Hi, Everyone —
Tour day is one of my favorite days at seminar because I just love visiting new, interesting places.
Our tour today had several stops. The first was at Cosanti Bells. Our tour guide, Jim, kept saying that we were going to Arcosanti after Cosanti Bells. And even when we got to Taliesin West he called it Arcosanti again. Arcosanti and Cosanti Bells ARE related, but our tour did NOT include Arcosanti, which is closer to Sedona. Arcosanti is an experimental city that was designed to be self-sufficient.
The Cosanti Bells stop was mostly a shopping stop so that we could buy bells. I walked around the site and saw the molds which are used to make the bells. There was no commentary about the process, but I must say that the bells were beautiful and had a Southwest feel to them!
Molds for Consanti Bells
Next we went to Frank Lloyd Wright’s “Camp” at Taliesin West. Wright built Taliesin during the depression when his third wife suggested that since he didn’t have any commissions that he should teach. Taliesin West still functions as an accredited school for architects — during the winter months. During the summer, the students migrate to the original Taliesin in Wisconsin. The students must learn by doing — including building their own “tent/rooms” on cement slabs on the campus.
“Taliesin” means shining brow. Wright believed that the architecture should fit into the environment and not overshadow it. Therefore, the structure sits below the top of the mountain and no structure is higher than the surrounding trees in this case the Palo Verde trees.
We were lucky to have a wonderfully informed tour guide to take us through the Taliesin facility.
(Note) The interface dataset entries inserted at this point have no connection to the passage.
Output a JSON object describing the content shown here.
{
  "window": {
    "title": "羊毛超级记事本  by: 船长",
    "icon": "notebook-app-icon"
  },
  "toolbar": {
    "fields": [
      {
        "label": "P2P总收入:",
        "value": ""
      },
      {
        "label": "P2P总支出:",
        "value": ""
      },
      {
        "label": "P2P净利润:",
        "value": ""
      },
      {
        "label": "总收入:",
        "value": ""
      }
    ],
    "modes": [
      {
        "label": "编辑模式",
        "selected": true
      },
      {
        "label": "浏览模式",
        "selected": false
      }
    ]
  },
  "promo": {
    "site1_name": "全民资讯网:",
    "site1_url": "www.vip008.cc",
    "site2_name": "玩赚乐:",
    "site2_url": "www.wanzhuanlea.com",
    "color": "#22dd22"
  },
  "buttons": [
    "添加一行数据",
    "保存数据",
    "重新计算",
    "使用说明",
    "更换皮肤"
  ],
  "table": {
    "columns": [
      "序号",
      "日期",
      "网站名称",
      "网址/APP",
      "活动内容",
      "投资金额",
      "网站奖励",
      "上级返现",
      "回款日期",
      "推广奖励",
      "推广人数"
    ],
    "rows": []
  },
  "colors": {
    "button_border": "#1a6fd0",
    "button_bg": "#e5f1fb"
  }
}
We started with this petrograph that was found on site.
It was from this petrograph that the symbol/logo for Taliesin is derived.
Taliesin Logo — Depicts Two Hands Clasping!
Since I know that Sue has some wonderful pictures of the facility, I wanted to show this one:
On the left in the picture is the Taliesin West kitchen. If you are familiar with Wright’s history, he twice lost his home to fires that started in the kitchen. Here in the desert, he built the triangular pond so that he could form a “bucket brigade” in the event of another kitchen fire!
The triangular shape of the pond and of the roof and of the windows was intended to reflect from the triangular shape of the mountains behind Taliesin. Someone in our group asked about the orange fabric and paint that featured prominently in the furnishings of Taliesin. We were told that it was “red” and that Wright used four colors of red: Chinese Red (which seemed orange to us), Red, Taliesin Red (brownish), and Fire Engine Red which he used only for his many cars (and which all of his students also used for their cars). So they made a long red caravan as they made their way from Wisconsin to Arizona and back every six months! “There go the Wright boys!”
We also learned about a sculptor that came to Taliesin West while Wright lived here. She did a bust of Wright and then everyone tried to persuade her that sculpture was her true calling. She is now in her nineties and still lives at Taliesin. Below is a sculpture tat she completed within the past six months:
“Equilibrium” by Heloise Crista
Most of her sculptures only have about ten copies made before the mold is destroyed. The base on which this (and her other) sculptures are displayed rotates so that you can view it from all sides!
Finally — a lovely sunset from our hotel was a nice way to end our day!
Sunset at the Pointe Hilton Squaw Peak
Tomorrow Sue and I both begin “Jasper” with Toni Gerdes.